The HCE has a glass-to-metal seal which reduces heat loss. It is coated with a material that has high solar radiation absorbance (that filters out infrared rays) and low thermal remittance that attracts visible light.

Auxiliary heaters

A liquid fuel-fired boiler provides heat directly to the HTF to prevent crystallisation of the fluid during cold nights. These heaters are used to maintain the temperature of the HTF above its freezing point of 12°C. The operator will start up the auxiliary heaters when it is impossible for the system to maintain its minimum operational temperature.

Ancillary facilities
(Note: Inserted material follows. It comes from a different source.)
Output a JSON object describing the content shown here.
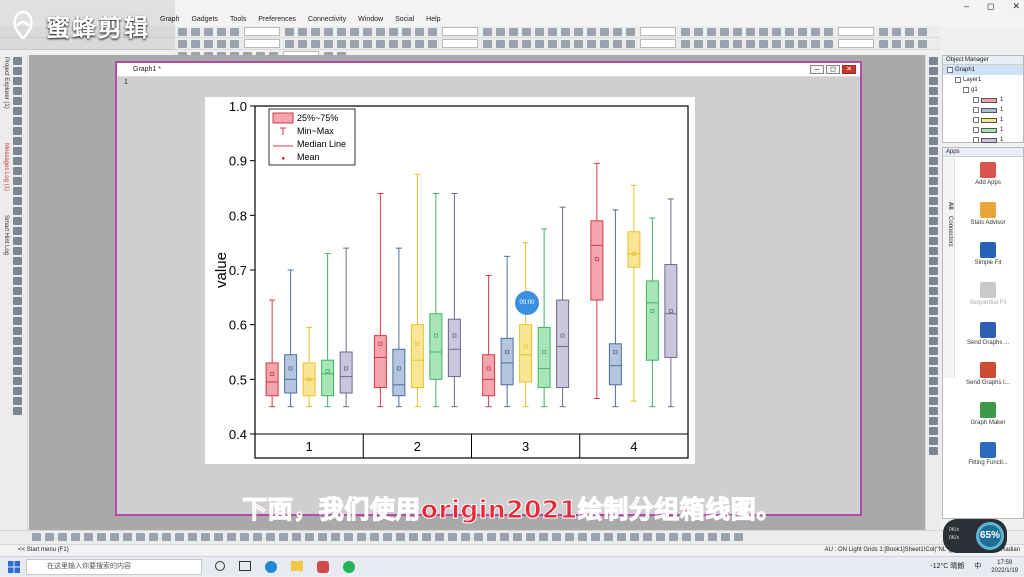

An intake from the Orange river through a pipeline supports the water requirements of the CSP facility. Water use is minimised by the increase of the recirculation cycles within the cooling towers. Pre-treated wastewater is collected into evaporation ponds on site.
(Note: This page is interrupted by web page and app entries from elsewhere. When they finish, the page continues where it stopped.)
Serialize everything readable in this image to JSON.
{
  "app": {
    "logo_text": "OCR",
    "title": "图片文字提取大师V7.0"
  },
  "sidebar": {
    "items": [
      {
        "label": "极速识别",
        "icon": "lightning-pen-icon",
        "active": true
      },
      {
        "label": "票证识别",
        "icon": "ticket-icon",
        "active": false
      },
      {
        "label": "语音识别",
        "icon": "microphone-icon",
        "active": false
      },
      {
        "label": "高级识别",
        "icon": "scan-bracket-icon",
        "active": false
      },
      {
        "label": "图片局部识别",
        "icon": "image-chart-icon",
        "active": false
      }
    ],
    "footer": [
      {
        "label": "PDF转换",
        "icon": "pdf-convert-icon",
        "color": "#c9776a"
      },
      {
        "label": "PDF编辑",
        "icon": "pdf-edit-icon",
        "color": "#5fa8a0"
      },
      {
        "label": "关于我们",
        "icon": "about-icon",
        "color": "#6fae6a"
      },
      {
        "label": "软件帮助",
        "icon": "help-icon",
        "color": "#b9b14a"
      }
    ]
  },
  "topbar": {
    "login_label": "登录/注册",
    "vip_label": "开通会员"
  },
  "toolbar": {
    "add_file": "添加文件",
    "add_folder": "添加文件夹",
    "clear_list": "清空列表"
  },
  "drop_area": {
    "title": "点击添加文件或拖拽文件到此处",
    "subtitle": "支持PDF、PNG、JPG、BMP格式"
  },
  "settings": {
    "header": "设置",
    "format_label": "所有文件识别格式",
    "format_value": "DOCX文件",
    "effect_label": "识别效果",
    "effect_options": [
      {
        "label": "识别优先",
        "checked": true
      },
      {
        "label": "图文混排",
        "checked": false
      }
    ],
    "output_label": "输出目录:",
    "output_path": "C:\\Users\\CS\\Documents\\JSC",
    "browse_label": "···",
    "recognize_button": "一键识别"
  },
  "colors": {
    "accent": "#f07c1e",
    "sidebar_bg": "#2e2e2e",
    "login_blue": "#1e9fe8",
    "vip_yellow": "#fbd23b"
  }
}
Fig. 7: Steam turbine and generator.


The locally-sourced components and services included the manufacturing and assembly of the solar field collector steel structures, and the manufacturing, site erection, installation and testing of the water storage and molten salt tanks. The supply of piping and cables was sourced locally, as well as site preparation works including earth moving, foundation work and all ancillary civil works. The mechanical and electrical erection and assembly of the turbine, heat exchangers, transformer, pumps, piping and cable installation was also locally sourced. Construction began in August 2013 and the site reached full capacity in just over two years.

Community benefits

R1,6-billion worth of locally sourced components and services have been used in the construction of this plant and created 1300 construction jobs. Of these, 400 were from the !Kheis Municipality and most of the workers were previously unemployed and unskilled. They received training which provided them with skills for future employment. Bokpoort CSP also created more than 60 permanent jobs for the ongoing operating and maintenance of the plant for the next 20 years. The maintenance schedule includes five to ten days a year of outages for maintenance work on the steam turbines. The main power block and the thermal storage system are maintained at the same time as the turbines, while the mirror repairs and cleaning, as well as the maintenance of the solar field piping, is done every night where necessary.

Shared ownership

ACWA Power donated 5% of the ownership of this business venture to the local community via a community trust and a further 5% ownership goes to the national non-profit organisation, LoveLife. The company has also committed R5-million in providing education and training for people from the local community and in improving social infrastructure in the area.

Fig. 8: Weather monitoring equipment.

The project is said to contribute significantly to the government’s initiative to augment much-needed power capacity, attract foreign direct investment, and create jobs while also stimulating the country’s economy. The tariff offered by ACWA Power at the second procurement window was 12% lower than the cap set by government for CSP technology at that round.

The project was awarded the title of African Community Project of the Year at the African Utility Week Industry Awards in 2015 as well as Project Finance “Deal of the Year” by Project Finance International in 2013, and World Finance’s Solar Deal of the Year in 2013.



by Joanne Taylor, EE Publishers